#### Activity:
Scan the records for "heading" and copy each line that contains it.

[[ Records shown, beginning ]]

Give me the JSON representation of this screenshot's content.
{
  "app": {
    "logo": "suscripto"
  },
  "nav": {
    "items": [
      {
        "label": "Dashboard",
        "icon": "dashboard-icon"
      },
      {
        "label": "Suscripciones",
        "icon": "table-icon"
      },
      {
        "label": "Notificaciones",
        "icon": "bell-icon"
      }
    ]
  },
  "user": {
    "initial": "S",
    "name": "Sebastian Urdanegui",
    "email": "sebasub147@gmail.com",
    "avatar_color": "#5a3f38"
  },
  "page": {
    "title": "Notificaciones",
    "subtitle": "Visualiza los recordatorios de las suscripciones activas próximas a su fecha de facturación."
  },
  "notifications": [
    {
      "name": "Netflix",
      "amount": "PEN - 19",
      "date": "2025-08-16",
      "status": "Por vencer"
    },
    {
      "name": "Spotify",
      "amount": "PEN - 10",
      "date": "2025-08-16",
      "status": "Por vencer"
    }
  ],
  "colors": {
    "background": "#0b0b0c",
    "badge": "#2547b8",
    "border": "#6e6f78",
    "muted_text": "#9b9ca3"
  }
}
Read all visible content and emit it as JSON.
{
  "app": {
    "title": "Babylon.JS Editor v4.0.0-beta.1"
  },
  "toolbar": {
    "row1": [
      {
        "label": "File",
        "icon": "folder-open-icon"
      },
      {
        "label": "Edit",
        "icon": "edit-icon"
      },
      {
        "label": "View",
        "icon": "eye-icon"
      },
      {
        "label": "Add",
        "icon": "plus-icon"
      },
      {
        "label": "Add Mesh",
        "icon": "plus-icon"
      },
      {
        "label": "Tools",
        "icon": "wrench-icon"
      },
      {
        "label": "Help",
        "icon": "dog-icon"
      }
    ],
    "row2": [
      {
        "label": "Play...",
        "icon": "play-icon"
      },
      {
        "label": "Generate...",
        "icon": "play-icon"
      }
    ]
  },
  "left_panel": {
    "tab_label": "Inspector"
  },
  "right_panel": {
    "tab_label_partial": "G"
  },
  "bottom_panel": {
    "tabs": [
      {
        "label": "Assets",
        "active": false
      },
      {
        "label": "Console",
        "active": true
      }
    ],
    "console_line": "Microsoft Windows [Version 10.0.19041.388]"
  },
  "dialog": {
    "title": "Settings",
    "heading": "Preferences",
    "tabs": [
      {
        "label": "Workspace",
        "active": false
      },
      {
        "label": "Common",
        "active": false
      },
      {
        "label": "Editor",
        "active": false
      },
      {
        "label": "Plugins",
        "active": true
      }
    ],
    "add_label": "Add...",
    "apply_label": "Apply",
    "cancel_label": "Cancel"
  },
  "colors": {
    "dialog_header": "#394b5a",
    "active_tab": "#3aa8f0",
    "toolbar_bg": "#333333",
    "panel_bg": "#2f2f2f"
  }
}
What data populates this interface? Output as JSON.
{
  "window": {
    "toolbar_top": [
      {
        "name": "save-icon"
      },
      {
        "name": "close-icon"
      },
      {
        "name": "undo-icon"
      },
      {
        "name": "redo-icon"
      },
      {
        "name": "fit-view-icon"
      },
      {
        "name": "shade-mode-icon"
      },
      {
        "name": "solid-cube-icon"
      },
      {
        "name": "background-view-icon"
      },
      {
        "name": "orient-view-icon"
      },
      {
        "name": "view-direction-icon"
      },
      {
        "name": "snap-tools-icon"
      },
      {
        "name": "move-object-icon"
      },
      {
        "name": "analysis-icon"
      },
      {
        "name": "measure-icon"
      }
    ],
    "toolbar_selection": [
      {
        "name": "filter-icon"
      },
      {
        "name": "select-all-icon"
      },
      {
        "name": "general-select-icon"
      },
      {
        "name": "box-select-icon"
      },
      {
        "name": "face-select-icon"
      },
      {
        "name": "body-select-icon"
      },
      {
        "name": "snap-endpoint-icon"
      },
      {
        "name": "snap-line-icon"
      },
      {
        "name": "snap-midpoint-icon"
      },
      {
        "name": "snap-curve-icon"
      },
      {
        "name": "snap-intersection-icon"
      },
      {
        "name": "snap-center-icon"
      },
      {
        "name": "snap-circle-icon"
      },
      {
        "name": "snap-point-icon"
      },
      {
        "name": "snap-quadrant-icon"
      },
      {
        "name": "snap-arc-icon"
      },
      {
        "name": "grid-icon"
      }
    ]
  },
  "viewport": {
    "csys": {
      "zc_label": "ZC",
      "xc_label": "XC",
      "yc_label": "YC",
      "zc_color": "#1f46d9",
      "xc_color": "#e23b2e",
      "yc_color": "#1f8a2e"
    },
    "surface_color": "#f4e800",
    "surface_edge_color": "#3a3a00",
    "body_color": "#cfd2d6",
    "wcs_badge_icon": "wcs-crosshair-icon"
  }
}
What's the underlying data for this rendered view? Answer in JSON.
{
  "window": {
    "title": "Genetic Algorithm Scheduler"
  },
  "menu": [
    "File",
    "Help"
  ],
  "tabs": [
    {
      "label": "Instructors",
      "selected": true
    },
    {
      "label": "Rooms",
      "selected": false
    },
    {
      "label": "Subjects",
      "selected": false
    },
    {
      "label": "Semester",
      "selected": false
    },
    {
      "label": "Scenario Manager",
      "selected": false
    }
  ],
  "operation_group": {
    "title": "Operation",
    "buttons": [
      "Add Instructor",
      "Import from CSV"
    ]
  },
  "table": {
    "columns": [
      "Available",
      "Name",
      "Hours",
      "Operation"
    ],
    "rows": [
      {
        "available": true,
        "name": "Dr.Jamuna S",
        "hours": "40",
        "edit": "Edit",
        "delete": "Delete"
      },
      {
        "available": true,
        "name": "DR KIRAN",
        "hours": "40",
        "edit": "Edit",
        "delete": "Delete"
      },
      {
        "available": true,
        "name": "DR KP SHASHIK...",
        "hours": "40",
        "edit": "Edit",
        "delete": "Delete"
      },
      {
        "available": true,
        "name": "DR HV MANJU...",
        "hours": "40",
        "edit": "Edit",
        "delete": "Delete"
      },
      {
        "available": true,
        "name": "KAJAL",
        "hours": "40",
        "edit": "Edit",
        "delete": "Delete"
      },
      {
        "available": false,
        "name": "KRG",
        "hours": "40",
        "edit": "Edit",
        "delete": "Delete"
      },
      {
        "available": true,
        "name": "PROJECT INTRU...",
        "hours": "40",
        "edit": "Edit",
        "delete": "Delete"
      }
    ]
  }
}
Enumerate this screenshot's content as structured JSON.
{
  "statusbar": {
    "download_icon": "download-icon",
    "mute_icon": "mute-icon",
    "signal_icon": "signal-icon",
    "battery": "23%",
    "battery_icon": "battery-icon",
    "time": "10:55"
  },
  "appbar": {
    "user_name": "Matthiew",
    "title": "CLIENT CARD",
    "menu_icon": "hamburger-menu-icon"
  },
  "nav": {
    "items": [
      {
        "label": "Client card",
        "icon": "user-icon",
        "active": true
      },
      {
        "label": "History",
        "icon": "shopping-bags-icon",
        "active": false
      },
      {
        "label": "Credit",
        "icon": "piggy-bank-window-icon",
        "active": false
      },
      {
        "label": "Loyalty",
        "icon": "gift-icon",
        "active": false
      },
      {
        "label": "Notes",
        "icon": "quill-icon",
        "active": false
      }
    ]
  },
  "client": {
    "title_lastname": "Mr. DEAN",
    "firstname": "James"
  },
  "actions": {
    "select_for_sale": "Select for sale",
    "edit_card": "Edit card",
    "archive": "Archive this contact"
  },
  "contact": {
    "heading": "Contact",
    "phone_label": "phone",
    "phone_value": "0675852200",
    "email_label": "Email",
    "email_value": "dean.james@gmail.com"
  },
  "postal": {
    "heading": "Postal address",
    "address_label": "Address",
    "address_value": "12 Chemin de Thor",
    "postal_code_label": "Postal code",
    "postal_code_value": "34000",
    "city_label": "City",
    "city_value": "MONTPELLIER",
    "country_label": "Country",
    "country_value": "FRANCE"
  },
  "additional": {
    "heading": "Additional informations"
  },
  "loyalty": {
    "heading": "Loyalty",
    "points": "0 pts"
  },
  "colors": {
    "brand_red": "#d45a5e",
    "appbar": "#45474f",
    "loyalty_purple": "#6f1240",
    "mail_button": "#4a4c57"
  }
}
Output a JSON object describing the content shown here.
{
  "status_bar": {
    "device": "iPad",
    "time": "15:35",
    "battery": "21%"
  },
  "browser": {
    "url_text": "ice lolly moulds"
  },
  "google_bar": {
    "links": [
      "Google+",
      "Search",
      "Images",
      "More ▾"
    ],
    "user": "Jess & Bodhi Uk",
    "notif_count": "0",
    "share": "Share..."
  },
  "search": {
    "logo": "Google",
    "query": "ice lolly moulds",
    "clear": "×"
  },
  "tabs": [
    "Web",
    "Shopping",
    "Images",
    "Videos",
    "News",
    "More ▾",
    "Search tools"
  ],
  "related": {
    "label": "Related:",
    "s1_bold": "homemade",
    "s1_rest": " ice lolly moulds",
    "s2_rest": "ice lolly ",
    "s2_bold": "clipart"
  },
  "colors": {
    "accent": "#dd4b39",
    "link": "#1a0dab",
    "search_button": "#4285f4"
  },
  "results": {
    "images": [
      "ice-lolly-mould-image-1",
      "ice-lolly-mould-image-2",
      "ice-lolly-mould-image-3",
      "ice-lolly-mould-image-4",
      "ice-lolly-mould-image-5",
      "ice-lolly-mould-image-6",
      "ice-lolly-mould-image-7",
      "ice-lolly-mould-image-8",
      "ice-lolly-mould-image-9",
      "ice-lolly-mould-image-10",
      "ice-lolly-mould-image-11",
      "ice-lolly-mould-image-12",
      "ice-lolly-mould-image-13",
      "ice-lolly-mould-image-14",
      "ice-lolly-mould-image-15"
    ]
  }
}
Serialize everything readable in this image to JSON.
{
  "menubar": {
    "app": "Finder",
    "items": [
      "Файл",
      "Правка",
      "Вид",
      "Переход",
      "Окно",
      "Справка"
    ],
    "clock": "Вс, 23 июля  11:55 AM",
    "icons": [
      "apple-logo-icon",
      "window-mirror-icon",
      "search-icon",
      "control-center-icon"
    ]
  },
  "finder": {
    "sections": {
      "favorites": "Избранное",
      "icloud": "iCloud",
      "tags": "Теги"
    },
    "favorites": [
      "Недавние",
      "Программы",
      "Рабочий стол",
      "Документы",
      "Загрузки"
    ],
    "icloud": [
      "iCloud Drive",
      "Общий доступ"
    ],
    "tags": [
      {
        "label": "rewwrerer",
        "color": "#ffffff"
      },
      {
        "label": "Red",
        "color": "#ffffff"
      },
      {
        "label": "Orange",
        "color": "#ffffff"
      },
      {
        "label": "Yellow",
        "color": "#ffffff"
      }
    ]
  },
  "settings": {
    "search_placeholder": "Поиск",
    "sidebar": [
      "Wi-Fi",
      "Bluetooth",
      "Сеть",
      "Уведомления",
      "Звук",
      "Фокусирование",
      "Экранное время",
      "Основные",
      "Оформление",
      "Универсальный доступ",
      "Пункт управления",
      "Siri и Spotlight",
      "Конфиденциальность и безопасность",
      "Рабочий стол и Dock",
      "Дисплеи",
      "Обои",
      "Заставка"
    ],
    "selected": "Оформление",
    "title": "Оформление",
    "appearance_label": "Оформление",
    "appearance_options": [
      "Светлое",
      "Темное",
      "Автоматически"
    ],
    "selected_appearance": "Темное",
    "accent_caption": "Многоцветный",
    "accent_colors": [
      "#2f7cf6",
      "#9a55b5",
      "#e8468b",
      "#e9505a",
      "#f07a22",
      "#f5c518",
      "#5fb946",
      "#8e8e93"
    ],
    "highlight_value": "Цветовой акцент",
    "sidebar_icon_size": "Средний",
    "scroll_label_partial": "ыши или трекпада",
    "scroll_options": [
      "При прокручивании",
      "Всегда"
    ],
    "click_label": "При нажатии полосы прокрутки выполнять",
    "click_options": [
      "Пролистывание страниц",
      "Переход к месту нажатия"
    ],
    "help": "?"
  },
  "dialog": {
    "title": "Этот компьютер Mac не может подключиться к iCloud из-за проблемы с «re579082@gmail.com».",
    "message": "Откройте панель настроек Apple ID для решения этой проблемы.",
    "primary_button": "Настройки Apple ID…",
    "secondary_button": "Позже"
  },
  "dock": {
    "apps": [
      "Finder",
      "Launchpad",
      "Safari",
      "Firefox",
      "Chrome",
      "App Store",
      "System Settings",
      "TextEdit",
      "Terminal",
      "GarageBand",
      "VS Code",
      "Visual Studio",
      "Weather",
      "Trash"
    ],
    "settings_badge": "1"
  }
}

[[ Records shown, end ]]

#### Answer box:
    "heading": "Preferences",
    "heading": "Contact",
    "heading": "Postal address",
    "heading": "Additional informations"
    "heading": "Loyalty",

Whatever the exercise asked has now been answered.